To manage these risks, investment companies now offer cost-averaging mutual-fund investments, in which investors can invest a small amount of money regularly over a period of time.

“The key to a successful investment is to invest consistently and regularly notwithstanding of the market movements,” said Edhi.

Under the cost-averaging mutual-fund investment, investors may invest from as little as Rp 100,000 per month over a certain period of time.

“If you want to invest in stocks, you should do it for at least five years to avoid major losses,” Edhi suggests.

Danareksa Investment Management, a state-owned investment company that manages more than Rp 16 trillion of public funds, offers a similar scheme.

“We’ve made it very easy for everyone to invest in stocks,” explains Winnie Rahmi Maulidya, assistant vice president and head of the retail marketing division of Danareksa Investment Management. “And everything is also very safe and transparent, so you don’t need to hesitate any longer.”

For would-be investors in stocks, Winnie suggests people to think of the bigger picture. 

“Switch your mind-set,” she urges. “Investing should be your top priority. It’s not something that you do if you have money.”

The interest for mutual-funds investments at Danareksa Investment Management range from between 14 to 15 percent each year, a figure much higher than bank deposits — which vary from 5 to 8.8 percent each year — or bank savings at 1 to 4 percent annually. 

Edhi, however, advises people to shift their stocks, as they grow older. 

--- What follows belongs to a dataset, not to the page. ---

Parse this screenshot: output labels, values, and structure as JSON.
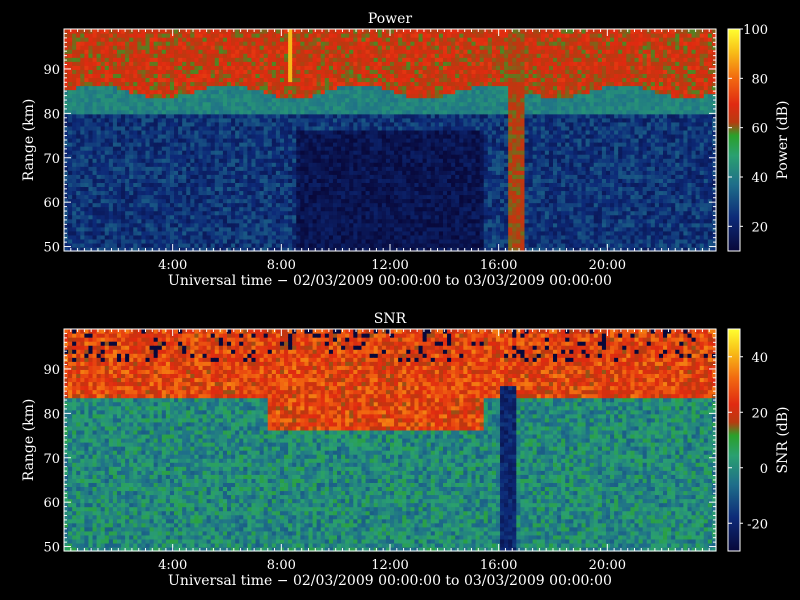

“The nearer you are to your retirement age, you should try to decrease your stocks and switch to the more conservative types [of investments],” he explains. 

By doing so, Edhi says, investors can avoid the unpleasant surprises that could occur — such as stocks crashing — when people are about to retire. 


Investments don’t necessarily have to come in the form of gold, stocks or property. Take for example a designer handbag or timepiece. These material items often used everyday, can often become more valuable as the designs change and supply decreases. 

“While they do it [purchase designer bags or watches] as a hobby, the prices of these items at secondary markets can be quite high,” explains Aidil, who adds that hobbyists also collect valuable and traditional textiles or antiques at home. Aidil himself collects luxury watches.

“I was quite amazed that the Rolex Daytona that I bought at Rp 18 million in 1994 was sold at Rp 85 million in 2004,” he says. “It’s just mind-blowing.”

If collecting items as an investment, it’s important to ensure that they are well looked after. 

“You should keep them in mint condition,” explains Aidil, adding that handbags, textiles and luxury timepieces may require special storage and treatment to keep them in prime condition. “Any chips or discolorations may greatly affect its re-selling prices.”

But to ensure that you will be able to find a buyer for your collectibles, Aidil suggests that you “create the market.”

“Join special associations or gatherings of people with similar hobbies,” Aidil says. “This way, you are creating the market for your collectibles in the future.”